I stood, wondering if even my eighty-five dollar lifts could help. "You're ... you're ..."
"Eulalia Windsong," she said, thrusting a calloused hand in my face. "Otherwise known as Rupertina Ruckshank in civilian life. Say, do I know you?"
"W-warren Borman," I croaked.
"Hey, pal," she said to a wide-eyed waiter, grabbing him by the seat of his pants. "My mouth's dryer than your grandmother's crotch. Get me a boilermaker. Jack Daniels and Bud. Now, where were we?" She plopped herself into the chair. "Warren? Let's see. You by chance ride at the Twisted Buckstrap Rodeo? No. Hey, I got it. Belmont Avenue Junior High."
I admitted I had indeed attended that institution.
"Well, you'll do for a free meal. Warren ...Warren ... let me think. Aren't you the fat kid who couldn't finish reciting Wreck of the Hesperus?"
My cheeks flushed. I stammered a response in the positive.
"Well, I think it's high time you finished." She picked up her salad fork and pointed toward my throat. "Let's hear it."
"B-but, it's been over thirty years ..."
"Then you've had plenty of time to memorize. I expect it to be perfect."
I felt as if I were suddenly a child of twelve.
"I-It was the schooner Hesperus that sailed the wintry sea;
And the skipper had taken his little daughter, to bear him company. My dear Eualia, of course I mean, my dear Miss Ruckshank, you must see ..."
"I see nothing but a snotty-nosed kid trying to sleaze out of an assignment he should have done years ago. Continue!" she said in a voice usually reserved for calling to bucking broncos.
I took a swift shot of Perrier, regretting I had allowed my parsimoniousness to forego a martini."B-Blue were her eyes as the fairy-flax, her cheeks like the dawn of day, and her b-b-b"
"Her what ...?" If the eight graders of Belmont Junior High had still been on the soccer field they could have heard her every word. "I can't hear you."
"Her b-b-b ..." Then, I'm most ashamed to admit ...
"No!" says the young man in the navy and gold Paul Malone tie. "Don't tell me you peed in your pants again."
"I will oblige and not tell you that," Warren says, rising from the chair. "But if I do, I will omit the climax of the tale."
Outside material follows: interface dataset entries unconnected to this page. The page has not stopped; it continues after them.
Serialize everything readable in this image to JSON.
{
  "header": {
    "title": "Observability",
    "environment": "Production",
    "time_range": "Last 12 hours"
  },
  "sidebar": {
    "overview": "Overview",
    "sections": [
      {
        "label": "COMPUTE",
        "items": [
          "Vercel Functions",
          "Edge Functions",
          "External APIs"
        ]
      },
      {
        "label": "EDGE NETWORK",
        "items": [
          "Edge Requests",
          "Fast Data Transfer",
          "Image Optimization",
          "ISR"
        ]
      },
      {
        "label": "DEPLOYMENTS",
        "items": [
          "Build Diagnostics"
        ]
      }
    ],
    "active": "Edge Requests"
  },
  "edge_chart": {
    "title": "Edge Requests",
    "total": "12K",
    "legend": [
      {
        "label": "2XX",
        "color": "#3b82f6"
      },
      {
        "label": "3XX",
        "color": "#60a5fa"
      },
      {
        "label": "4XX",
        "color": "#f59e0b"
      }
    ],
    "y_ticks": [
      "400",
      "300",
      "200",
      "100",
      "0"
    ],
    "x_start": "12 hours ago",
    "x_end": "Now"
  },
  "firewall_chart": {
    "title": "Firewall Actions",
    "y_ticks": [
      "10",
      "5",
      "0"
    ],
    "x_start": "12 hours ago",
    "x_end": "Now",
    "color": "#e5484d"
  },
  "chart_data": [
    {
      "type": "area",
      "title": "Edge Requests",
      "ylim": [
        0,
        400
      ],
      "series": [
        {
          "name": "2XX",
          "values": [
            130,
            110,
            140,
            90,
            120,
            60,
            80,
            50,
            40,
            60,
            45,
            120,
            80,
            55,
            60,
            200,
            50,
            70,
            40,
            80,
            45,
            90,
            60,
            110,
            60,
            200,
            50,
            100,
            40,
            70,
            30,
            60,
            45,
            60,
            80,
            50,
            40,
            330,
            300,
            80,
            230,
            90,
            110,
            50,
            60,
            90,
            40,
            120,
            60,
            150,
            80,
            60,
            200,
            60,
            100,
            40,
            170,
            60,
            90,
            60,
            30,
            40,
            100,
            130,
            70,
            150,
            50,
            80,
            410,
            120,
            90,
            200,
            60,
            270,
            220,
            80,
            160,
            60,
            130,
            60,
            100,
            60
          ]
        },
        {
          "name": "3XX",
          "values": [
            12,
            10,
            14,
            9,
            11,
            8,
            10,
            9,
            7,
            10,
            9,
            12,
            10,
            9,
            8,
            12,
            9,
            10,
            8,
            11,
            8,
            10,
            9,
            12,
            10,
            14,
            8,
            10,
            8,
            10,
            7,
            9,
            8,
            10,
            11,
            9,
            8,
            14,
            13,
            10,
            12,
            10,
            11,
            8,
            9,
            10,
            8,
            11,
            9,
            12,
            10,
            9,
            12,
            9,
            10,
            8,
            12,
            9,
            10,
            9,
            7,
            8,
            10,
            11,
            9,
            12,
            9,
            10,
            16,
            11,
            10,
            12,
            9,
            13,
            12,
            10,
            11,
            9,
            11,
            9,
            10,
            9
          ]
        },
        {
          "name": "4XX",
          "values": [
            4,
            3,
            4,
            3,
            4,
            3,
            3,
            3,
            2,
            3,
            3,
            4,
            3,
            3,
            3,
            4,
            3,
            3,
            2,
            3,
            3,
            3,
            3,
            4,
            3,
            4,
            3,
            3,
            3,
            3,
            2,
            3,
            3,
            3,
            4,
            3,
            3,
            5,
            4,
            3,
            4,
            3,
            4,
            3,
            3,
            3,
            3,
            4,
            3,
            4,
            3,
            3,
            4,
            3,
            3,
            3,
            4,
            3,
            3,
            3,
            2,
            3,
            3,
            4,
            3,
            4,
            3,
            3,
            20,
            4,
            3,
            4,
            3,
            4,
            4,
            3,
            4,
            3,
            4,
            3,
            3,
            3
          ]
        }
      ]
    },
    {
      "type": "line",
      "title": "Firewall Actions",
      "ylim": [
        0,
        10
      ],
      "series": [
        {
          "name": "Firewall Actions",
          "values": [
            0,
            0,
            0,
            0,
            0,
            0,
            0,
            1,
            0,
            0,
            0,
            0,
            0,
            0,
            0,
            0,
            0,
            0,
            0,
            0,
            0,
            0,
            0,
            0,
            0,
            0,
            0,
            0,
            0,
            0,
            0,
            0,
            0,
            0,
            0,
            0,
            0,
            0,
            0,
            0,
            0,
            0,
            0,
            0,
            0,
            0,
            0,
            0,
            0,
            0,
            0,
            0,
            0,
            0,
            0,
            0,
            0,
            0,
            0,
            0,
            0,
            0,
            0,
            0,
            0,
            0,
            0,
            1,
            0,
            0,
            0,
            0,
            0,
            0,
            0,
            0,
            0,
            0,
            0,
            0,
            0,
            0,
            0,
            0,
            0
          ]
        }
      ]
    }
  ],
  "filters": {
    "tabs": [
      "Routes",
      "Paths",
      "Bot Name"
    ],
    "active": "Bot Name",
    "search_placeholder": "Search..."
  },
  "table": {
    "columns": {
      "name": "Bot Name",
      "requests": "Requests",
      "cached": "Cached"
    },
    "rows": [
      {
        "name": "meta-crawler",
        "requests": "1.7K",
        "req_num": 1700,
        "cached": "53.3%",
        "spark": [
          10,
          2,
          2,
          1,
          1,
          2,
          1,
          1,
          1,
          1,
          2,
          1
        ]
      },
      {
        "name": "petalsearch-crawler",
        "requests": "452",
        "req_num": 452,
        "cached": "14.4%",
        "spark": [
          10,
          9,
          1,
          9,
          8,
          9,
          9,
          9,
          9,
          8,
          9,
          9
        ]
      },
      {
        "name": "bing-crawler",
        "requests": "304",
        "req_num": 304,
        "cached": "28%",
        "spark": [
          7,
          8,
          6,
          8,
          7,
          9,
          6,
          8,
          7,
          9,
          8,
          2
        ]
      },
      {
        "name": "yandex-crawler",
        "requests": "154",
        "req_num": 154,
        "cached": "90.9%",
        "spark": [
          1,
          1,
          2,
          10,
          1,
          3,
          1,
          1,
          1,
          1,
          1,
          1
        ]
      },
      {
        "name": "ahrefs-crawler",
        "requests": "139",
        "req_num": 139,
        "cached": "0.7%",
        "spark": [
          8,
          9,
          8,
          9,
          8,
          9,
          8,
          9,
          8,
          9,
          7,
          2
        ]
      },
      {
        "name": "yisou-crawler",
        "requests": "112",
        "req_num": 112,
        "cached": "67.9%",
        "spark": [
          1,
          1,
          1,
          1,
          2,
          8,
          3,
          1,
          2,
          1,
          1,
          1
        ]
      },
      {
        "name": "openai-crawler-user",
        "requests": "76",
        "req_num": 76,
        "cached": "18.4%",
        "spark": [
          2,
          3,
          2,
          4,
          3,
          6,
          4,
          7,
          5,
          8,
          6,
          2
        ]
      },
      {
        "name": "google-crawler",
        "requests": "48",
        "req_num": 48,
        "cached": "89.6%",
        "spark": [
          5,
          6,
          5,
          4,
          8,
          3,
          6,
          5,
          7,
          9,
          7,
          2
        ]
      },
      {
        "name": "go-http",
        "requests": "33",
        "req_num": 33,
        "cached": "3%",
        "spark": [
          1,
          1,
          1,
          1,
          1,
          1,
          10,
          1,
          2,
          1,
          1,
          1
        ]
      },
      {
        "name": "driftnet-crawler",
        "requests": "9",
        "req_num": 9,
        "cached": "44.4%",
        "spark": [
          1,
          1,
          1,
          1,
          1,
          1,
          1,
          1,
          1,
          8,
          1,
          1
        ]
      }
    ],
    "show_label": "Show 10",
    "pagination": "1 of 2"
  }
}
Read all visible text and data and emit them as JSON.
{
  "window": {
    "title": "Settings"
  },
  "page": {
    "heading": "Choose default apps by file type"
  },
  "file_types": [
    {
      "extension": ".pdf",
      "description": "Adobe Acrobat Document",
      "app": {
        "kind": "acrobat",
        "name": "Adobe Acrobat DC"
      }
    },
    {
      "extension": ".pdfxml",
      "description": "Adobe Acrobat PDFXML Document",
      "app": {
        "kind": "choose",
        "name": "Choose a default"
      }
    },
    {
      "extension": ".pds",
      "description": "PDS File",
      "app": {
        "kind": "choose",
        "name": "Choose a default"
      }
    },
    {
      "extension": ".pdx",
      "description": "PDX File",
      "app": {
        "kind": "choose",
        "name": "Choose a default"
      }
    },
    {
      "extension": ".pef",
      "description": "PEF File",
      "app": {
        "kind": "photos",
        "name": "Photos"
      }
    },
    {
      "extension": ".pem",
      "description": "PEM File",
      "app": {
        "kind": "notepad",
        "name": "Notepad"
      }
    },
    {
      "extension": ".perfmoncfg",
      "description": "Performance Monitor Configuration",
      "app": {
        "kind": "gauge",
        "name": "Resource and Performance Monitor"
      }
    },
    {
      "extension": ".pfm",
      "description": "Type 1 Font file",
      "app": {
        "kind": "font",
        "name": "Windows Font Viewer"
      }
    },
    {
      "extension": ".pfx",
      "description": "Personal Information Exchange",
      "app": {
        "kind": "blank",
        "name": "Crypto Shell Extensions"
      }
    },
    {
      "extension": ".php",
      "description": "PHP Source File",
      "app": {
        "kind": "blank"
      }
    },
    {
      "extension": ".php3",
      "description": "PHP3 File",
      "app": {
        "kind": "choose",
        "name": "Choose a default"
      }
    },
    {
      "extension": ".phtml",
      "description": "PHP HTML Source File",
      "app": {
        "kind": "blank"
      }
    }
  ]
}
"You actually peed yourself in this fancy restaurant?"
"The pain of ruining a rented tuxedo and a custom pair of wingtips was offset by avoiding what was sure to be a costly meal. I left in haste, absconding with one of the establishment's fine count cotton napkins in a futile attempt to hide the signs of my shame. That is why, young man, I caution you against the perils of meeting women through the Internet. So, in lieu of the overwhelming thanks that I can see is perched on your lips, I will not only take those two reams of paper, but also borrow your printer that I can see is a much more advanced model than mine."